=== Section Start ===

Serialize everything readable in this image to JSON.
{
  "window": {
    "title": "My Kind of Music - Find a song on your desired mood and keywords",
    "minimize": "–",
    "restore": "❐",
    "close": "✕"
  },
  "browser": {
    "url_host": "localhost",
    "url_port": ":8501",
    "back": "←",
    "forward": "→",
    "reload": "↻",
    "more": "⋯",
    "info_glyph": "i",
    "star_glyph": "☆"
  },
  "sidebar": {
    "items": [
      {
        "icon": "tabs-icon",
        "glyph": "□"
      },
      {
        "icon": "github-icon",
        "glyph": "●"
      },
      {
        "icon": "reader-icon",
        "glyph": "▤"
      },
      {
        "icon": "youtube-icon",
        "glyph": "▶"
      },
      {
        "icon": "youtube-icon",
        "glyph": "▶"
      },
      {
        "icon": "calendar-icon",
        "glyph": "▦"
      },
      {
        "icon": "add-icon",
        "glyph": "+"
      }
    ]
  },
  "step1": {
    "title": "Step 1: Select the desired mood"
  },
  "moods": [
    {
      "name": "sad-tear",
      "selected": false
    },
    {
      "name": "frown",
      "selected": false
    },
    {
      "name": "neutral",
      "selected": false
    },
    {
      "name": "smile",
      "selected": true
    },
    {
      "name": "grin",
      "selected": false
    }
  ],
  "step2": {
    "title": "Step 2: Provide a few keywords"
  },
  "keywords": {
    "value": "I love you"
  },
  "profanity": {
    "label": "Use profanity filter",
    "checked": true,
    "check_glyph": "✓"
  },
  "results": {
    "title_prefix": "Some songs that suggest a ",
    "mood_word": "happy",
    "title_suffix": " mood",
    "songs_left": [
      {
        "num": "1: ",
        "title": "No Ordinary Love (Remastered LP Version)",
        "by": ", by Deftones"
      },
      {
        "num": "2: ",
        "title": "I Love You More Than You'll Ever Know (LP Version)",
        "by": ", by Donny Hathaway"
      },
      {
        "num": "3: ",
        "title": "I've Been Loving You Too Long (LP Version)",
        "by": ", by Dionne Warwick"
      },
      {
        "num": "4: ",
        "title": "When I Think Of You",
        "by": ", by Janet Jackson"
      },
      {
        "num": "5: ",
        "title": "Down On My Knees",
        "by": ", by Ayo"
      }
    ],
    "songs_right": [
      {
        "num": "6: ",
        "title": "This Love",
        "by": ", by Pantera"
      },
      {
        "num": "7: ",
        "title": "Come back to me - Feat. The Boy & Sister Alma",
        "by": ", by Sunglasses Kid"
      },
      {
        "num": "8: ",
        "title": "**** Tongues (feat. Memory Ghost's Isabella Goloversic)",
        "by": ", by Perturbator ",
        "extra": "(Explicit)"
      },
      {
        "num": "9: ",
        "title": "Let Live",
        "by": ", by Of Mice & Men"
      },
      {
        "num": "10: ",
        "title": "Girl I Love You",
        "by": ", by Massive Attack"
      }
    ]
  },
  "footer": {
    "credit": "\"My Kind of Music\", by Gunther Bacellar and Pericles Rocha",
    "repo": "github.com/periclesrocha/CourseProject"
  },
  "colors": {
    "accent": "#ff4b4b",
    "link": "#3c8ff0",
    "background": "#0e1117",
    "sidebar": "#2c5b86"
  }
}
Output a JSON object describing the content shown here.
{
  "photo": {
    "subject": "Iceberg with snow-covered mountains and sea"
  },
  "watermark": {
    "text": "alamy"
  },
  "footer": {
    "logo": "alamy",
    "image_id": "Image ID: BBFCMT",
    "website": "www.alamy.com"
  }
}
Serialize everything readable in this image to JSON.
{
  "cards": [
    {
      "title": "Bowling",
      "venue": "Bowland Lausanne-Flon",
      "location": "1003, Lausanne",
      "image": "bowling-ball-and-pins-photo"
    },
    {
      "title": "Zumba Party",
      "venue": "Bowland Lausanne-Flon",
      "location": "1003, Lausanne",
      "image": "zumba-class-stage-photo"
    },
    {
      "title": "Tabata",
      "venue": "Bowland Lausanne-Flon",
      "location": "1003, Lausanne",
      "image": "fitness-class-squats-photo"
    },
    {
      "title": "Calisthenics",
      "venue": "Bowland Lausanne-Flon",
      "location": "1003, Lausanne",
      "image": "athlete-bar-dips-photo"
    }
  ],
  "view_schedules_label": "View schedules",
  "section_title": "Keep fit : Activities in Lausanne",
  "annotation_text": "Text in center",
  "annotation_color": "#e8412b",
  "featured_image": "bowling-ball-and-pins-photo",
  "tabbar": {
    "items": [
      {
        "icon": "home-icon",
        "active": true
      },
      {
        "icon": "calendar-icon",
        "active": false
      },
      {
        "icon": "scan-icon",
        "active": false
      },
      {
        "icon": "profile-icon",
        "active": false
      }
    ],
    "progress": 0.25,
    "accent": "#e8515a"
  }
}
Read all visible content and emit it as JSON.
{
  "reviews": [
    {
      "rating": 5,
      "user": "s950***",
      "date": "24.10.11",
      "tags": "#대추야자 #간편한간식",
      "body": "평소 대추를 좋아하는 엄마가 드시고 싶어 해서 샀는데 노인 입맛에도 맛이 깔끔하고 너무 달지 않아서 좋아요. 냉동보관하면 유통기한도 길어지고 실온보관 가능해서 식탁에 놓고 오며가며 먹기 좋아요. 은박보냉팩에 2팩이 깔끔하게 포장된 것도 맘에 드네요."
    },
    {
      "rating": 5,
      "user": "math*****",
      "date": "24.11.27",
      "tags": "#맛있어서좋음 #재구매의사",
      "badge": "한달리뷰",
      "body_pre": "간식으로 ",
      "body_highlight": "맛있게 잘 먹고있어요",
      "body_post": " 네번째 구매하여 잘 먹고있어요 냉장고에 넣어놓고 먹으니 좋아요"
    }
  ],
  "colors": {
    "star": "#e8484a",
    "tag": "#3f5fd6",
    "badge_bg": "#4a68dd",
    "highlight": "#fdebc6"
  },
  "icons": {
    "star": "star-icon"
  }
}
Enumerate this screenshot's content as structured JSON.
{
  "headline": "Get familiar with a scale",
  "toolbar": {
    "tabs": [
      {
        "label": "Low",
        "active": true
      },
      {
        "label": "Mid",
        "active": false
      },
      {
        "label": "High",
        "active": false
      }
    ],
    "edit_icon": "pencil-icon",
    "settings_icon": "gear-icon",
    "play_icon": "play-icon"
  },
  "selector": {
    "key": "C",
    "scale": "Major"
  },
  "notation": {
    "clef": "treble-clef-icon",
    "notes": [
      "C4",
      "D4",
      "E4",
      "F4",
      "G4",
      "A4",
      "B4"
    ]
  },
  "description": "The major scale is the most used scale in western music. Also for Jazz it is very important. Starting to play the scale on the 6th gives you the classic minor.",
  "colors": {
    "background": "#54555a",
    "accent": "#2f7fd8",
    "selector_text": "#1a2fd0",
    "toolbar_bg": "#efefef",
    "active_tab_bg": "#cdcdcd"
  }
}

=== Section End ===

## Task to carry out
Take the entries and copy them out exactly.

## Written response
Serialize everything readable in this image to JSON.
{
  "window": {
    "title": "My Kind of Music - Find a song on your desired mood and keywords",
    "minimize": "–",
    "restore": "❐",
    "close": "✕"
  },
  "browser": {
    "url_host": "localhost",
    "url_port": ":8501",
    "back": "←",
    "forward": "→",
    "reload": "↻",
    "more": "⋯",
    "info_glyph": "i",
    "star_glyph": "☆"
  },
  "sidebar": {
    "items": [
      {
        "icon": "tabs-icon",
        "glyph": "□"
      },
      {
        "icon": "github-icon",
        "glyph": "●"
      },
      {
        "icon": "reader-icon",
        "glyph": "▤"
      },
      {
        "icon": "youtube-icon",
        "glyph": "▶"
      },
      {
        "icon": "youtube-icon",
        "glyph": "▶"
      },
      {
        "icon": "calendar-icon",
        "glyph": "▦"
      },
      {
        "icon": "add-icon",
        "glyph": "+"
      }
    ]
  },
  "step1": {
    "title": "Step 1: Select the desired mood"
  },
  "moods": [
    {
      "name": "sad-tear",
      "selected": false
    },
    {
      "name": "frown",
      "selected": false
    },
    {
      "name": "neutral",
      "selected": false
    },
    {
      "name": "smile",
      "selected": true
    },
    {
      "name": "grin",
      "selected": false
    }
  ],
  "step2": {
    "title": "Step 2: Provide a few keywords"
  },
  "keywords": {
    "value": "I love you"
  },
  "profanity": {
    "label": "Use profanity filter",
    "checked": true,
    "check_glyph": "✓"
  },
  "results": {
    "title_prefix": "Some songs that suggest a ",
    "mood_word": "happy",
    "title_suffix": " mood",
    "songs_left": [
      {
        "num": "1: ",
        "title": "No Ordinary Love (Remastered LP Version)",
        "by": ", by Deftones"
      },
      {
        "num": "2: ",
        "title": "I Love You More Than You'll Ever Know (LP Version)",
        "by": ", by Donny Hathaway"
      },
      {
        "num": "3: ",
        "title": "I've Been Loving You Too Long (LP Version)",
        "by": ", by Dionne Warwick"
      },
      {
        "num": "4: ",
        "title": "When I Think Of You",
        "by": ", by Janet Jackson"
      },
      {
        "num": "5: ",
        "title": "Down On My Knees",
        "by": ", by Ayo"
      }
    ],
    "songs_right": [
      {
        "num": "6: ",
        "title": "This Love",
        "by": ", by Pantera"
      },
      {
        "num": "7: ",
        "title": "Come back to me - Feat. The Boy & Sister Alma",
        "by": ", by Sunglasses Kid"
      },
      {
        "num": "8: ",
        "title": "**** Tongues (feat. Memory Ghost's Isabella Goloversic)",
        "by": ", by Perturbator ",
        "extra": "(Explicit)"
      },
      {
        "num": "9: ",
        "title": "Let Live",
        "by": ", by Of Mice & Men"
      },
      {
        "num": "10: ",
        "title": "Girl I Love You",
        "by": ", by Massive Attack"
      }
    ]
  },
  "footer": {
    "credit": "\"My Kind of Music\", by Gunther Bacellar and Pericles Rocha",
    "repo": "github.com/periclesrocha/CourseProject"
  },
  "colors": {
    "accent": "#ff4b4b",
    "link": "#3c8ff0",
    "background": "#0e1117",
    "sidebar": "#2c5b86"
  }
}
Output a JSON object describing the content shown here.
{
  "photo": {
    "subject": "Iceberg with snow-covered mountains and sea"
  },
  "watermark": {
    "text": "alamy"
  },
  "footer": {
    "logo": "alamy",
    "image_id": "Image ID: BBFCMT",
    "website": "www.alamy.com"
  }
}
Serialize everything readable in this image to JSON.
{
  "cards": [
    {
      "title": "Bowling",
      "venue": "Bowland Lausanne-Flon",
      "location": "1003, Lausanne",
      "image": "bowling-ball-and-pins-photo"
    },
    {
      "title": "Zumba Party",
      "venue": "Bowland Lausanne-Flon",
      "location": "1003, Lausanne",
      "image": "zumba-class-stage-photo"
    },
    {
      "title": "Tabata",
      "venue": "Bowland Lausanne-Flon",
      "location": "1003, Lausanne",
      "image": "fitness-class-squats-photo"
    },
    {
      "title": "Calisthenics",
      "venue": "Bowland Lausanne-Flon",
      "location": "1003, Lausanne",
      "image": "athlete-bar-dips-photo"
    }
  ],
  "view_schedules_label": "View schedules",
  "section_title": "Keep fit : Activities in Lausanne",
  "annotation_text": "Text in center",
  "annotation_color": "#e8412b",
  "featured_image": "bowling-ball-and-pins-photo",
  "tabbar": {
    "items": [
      {
        "icon": "home-icon",
        "active": true
      },
      {
        "icon": "calendar-icon",
        "active": false
      },
      {
        "icon": "scan-icon",
        "active": false
      },
      {
        "icon": "profile-icon",
        "active": false
      }
    ],
    "progress": 0.25,
    "accent": "#e8515a"
  }
}
Read all visible content and emit it as JSON.
{
  "reviews": [
    {
      "rating": 5,
      "user": "s950***",
      "date": "24.10.11",
      "tags": "#대추야자 #간편한간식",
      "body": "평소 대추를 좋아하는 엄마가 드시고 싶어 해서 샀는데 노인 입맛에도 맛이 깔끔하고 너무 달지 않아서 좋아요. 냉동보관하면 유통기한도 길어지고 실온보관 가능해서 식탁에 놓고 오며가며 먹기 좋아요. 은박보냉팩에 2팩이 깔끔하게 포장된 것도 맘에 드네요."
    },
    {
      "rating": 5,
      "user": "math*****",
      "date": "24.11.27",
      "tags": "#맛있어서좋음 #재구매의사",
      "badge": "한달리뷰",
      "body_pre": "간식으로 ",
      "body_highlight": "맛있게 잘 먹고있어요",
      "body_post": " 네번째 구매하여 잘 먹고있어요 냉장고에 넣어놓고 먹으니 좋아요"
    }
  ],
  "colors": {
    "star": "#e8484a",
    "tag": "#3f5fd6",
    "badge_bg": "#4a68dd",
    "highlight": "#fdebc6"
  },
  "icons": {
    "star": "star-icon"
  }
}
Enumerate this screenshot's content as structured JSON.
{
  "headline": "Get familiar with a scale",
  "toolbar": {
    "tabs": [
      {
        "label": "Low",
        "active": true
      },
      {
        "label": "Mid",
        "active": false
      },
      {
        "label": "High",
        "active": false
      }
    ],
    "edit_icon": "pencil-icon",
    "settings_icon": "gear-icon",
    "play_icon": "play-icon"
  },
  "selector": {
    "key": "C",
    "scale": "Major"
  },
  "notation": {
    "clef": "treble-clef-icon",
    "notes": [
      "C4",
      "D4",
      "E4",
      "F4",
      "G4",
      "A4",
      "B4"
    ]
  },
  "description": "The major scale is the most used scale in western music. Also for Jazz it is very important. Starting to play the scale on the 6th gives you the classic minor.",
  "colors": {
    "background": "#54555a",
    "accent": "#2f7fd8",
    "selector_text": "#1a2fd0",
    "toolbar_bg": "#efefef",
    "active_tab_bg": "#cdcdcd"
  }
}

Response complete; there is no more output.